Q: Is 20 years too long to update treatment guidelines? Was there a particular reason for the gap in updates?

A: Yes and Yes.

The initial meeting to plan revised LTBI guidelines occurred at the ATS meeting in 2011, which set out to draft a comprehensive document — “who” to test and treat for LTBI, ”what” to treat with and “how” to implement. The guidelines were co-sponsored by ATS, IDSA and CDC. Over the course of the next 4 years, evidence tables (as in the current supplement) were collated and several drafts of the document were written and revised, with several delays.
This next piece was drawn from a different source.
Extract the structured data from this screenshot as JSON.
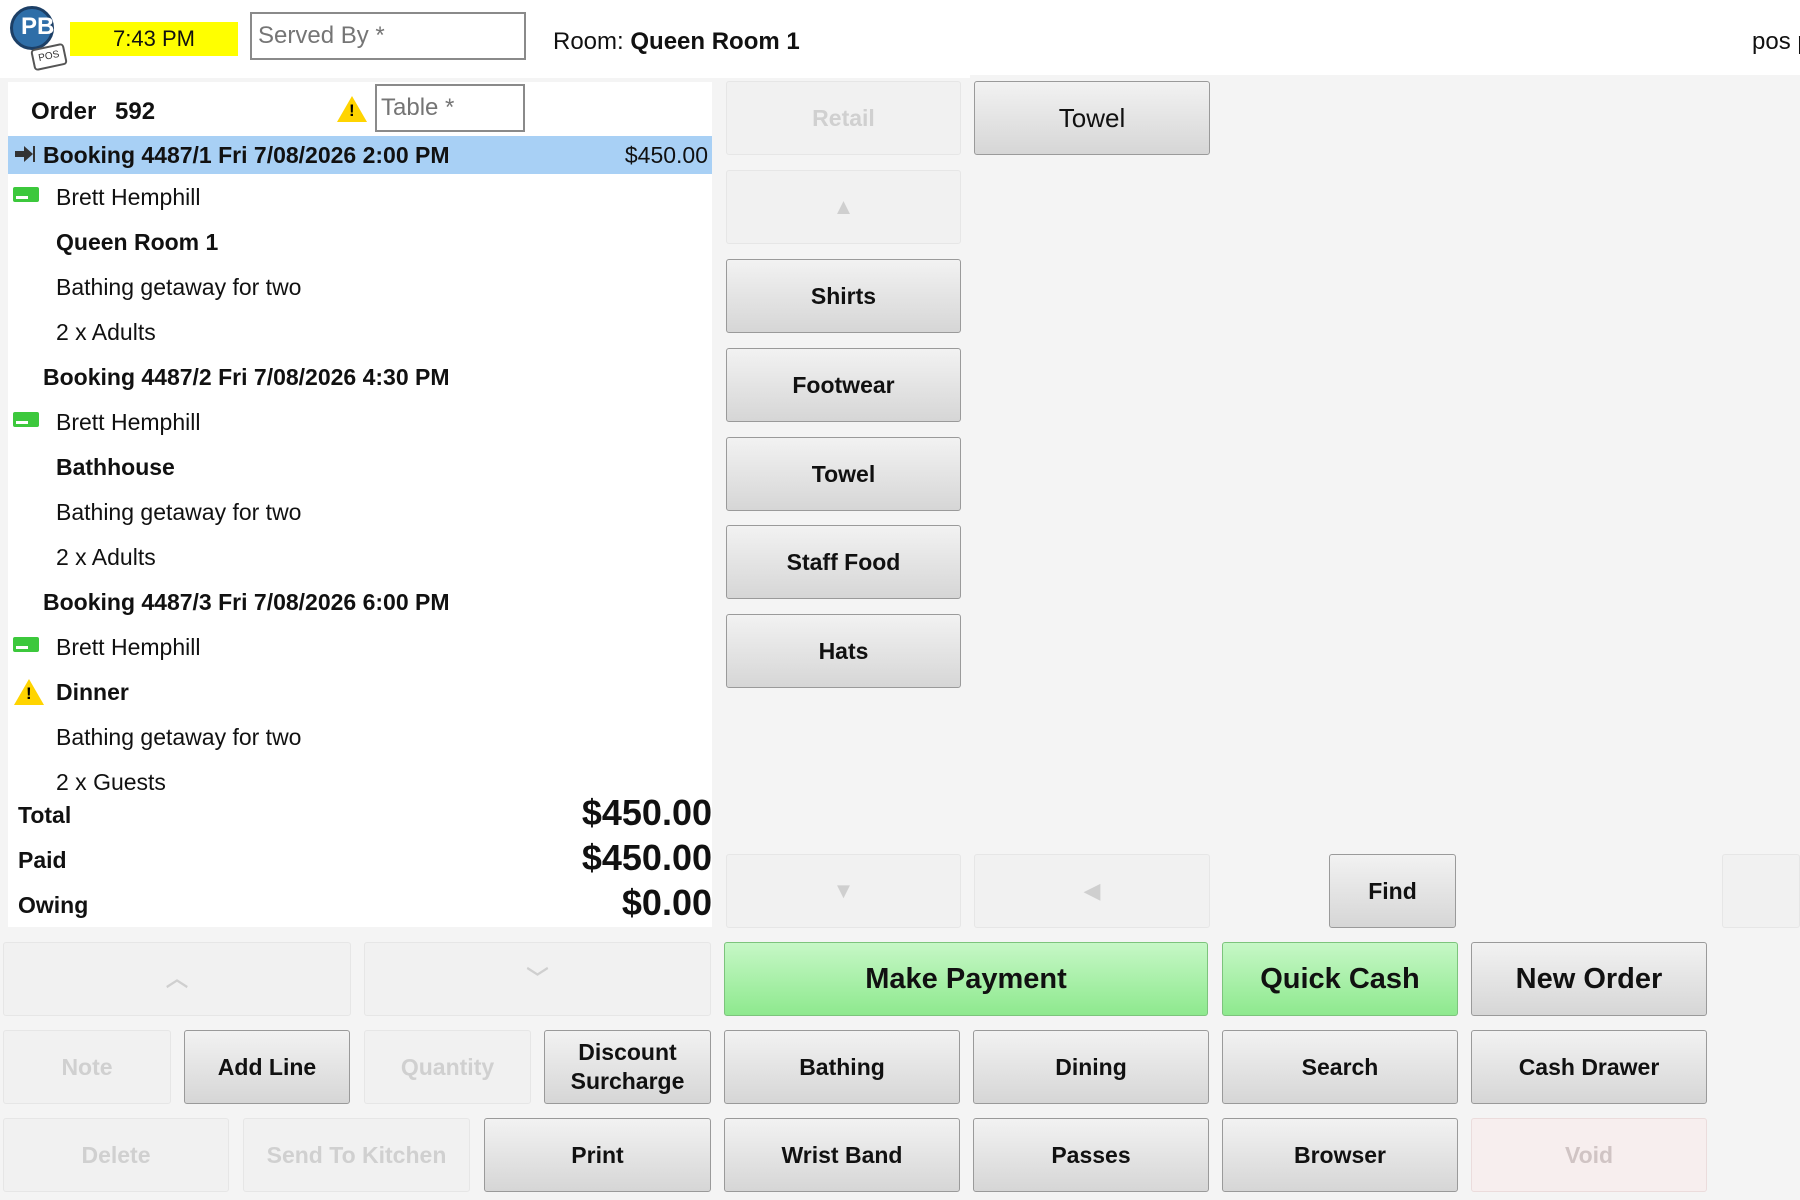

In late 2016, both ATS and IDSA withdrew support for the guidelines, contending that they were out of date. They were not, in the opinion of all members of the writing team. There were several reasons for the delays, reasons which are not unique to this project — inadequate sustained time and attention devoted to the project, largely because the work is unfunded and relies on busy clinicians and researchers who have competing priorities; insufficient or intermittent support for literature search, methodological assistance, face-to-face meetings and/or general organization to stay on-task; lack of training or sufficient education of chairs and members about the time commitment required to write and complete a practice guideline; the cumbersome, inefficient and unfamiliar requirements of the GRADE system, the current methodology used by many (but not all) organizations to fulfill Institute of Medicine standards for guideline development; and striving to create an overly ambitious document, parts of which were incompatible with GRADE.

I believe this project was discontinued more because of the bureaucratic process and poor communication than by the quality of the work. ATS has made improvements in providing more administrative support, training a cadre of methodologists to assist in guidelines and encouraging applicants to limit the number of questions in guideline proposals.

In 2017, several members of the original writing team, along with other experts from CDC, NTCA and methodologists, reconvened to create a streamlined document focused on “what” to treat with. Following the addition of data from two RCTs and the aforementioned updated meta-analyses, the revised guidelines were completed, resulting in their recent publication in MMWR.

Disclosure: Cohn reports no relevant financial disclosures.